Quite a weekend in marketing land, with a blast from Jason C. directed at Comscore. Sunday’s feeds were alive with responses (I think this summary from TheNextWeb is a good place to start), but it boils down to this: Jason fired off an angry shot at a easy target, but with a bit more nuance, one can see that this is not a simple issue. If it were as black and white as he lays it out, Comscore would have been out of business a long time ago. Measurement is not as easy as most folks think it is, and Google Analytics has trained nearly everyone to think they have more people coming to their sites than they really do. Certainly, Comscore will probably learn from this tempest and possibly change its tactics. But the company has a right to charge for its services, the market will decide if its approach makes sense. (Caveat: FM – and its partners – are Comscore customers).
Meanwhile, Comscore reported global search market trends for 2009. Money shot: The total worldwide search market boasted more than 131 billion searches conducted by people age 15 or older from home and work locations in December 2009, representing a 46-percent increase in the past year. This number represents more than 4 billion searches per day, 175 million per hour, and 29 million per minute. The U.S. represented the largest individual search market in the world with 22.7 billion searches, or approximately 17 percent of searches conducted globally. China ranked second with 13.3 billion searches…(makes one think about Google’s China decision, no?).
I found this NYT post on “controlled serendipity” worthy reading, it furthers a working thesis I have about how the social web is changing search, in particular discovery of content. While the premise is a bit shopworn (we’re all both creators and consumers of content!), it’s nevertheless true.

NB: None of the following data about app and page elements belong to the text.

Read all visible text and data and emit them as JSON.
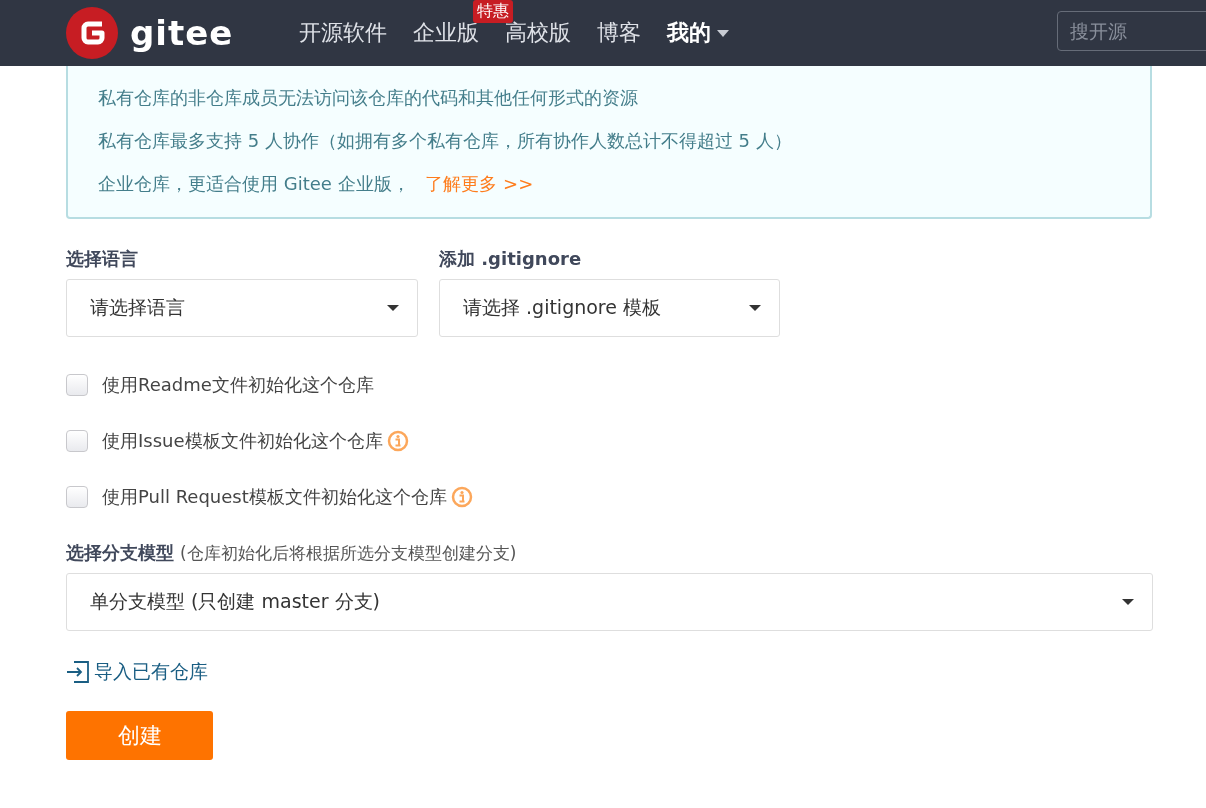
{
  "nav": {
    "logo_text": "gitee",
    "items": [
      {
        "label": "开源软件",
        "dropdown": false,
        "current": false
      },
      {
        "label": "企业版",
        "badge": "特惠",
        "dropdown": false,
        "current": false
      },
      {
        "label": "高校版",
        "dropdown": false,
        "current": false
      },
      {
        "label": "博客",
        "dropdown": false,
        "current": false
      },
      {
        "label": "我的",
        "dropdown": true,
        "current": true
      }
    ],
    "search": {
      "placeholder": "搜开源"
    }
  },
  "notice": {
    "lines": [
      "私有仓库的非仓库成员无法访问该仓库的代码和其他任何形式的资源",
      "私有仓库最多支持 5 人协作（如拥有多个私有仓库，所有协作人数总计不得超过 5 人）"
    ],
    "last_line": "企业仓库，更适合使用 Gitee 企业版，",
    "link": "了解更多 >>"
  },
  "selects": [
    {
      "label": "选择语言",
      "placeholder": "请选择语言"
    },
    {
      "label": "添加 .gitignore",
      "placeholder": "请选择 .gitignore 模板"
    }
  ],
  "checkboxes": [
    {
      "label": "使用Readme文件初始化这个仓库",
      "checked": false,
      "info": false
    },
    {
      "label": "使用Issue模板文件初始化这个仓库",
      "checked": false,
      "info": true
    },
    {
      "label": "使用Pull Request模板文件初始化这个仓库",
      "checked": false,
      "info": true
    }
  ],
  "branch": {
    "label": "选择分支模型",
    "hint": "(仓库初始化后将根据所选分支模型创建分支)",
    "value": "单分支模型 (只创建 master 分支)"
  },
  "import_link": "导入已有仓库",
  "create_button": "创建"
}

Digg to Undergo Drastic Overhaul (Mashable)
How Google Ranks Tweets (TechReview)
Reaching Out to Conversationalists (AdAge/Forrestor)
App Usage to Soar in 2010 (eMarketer)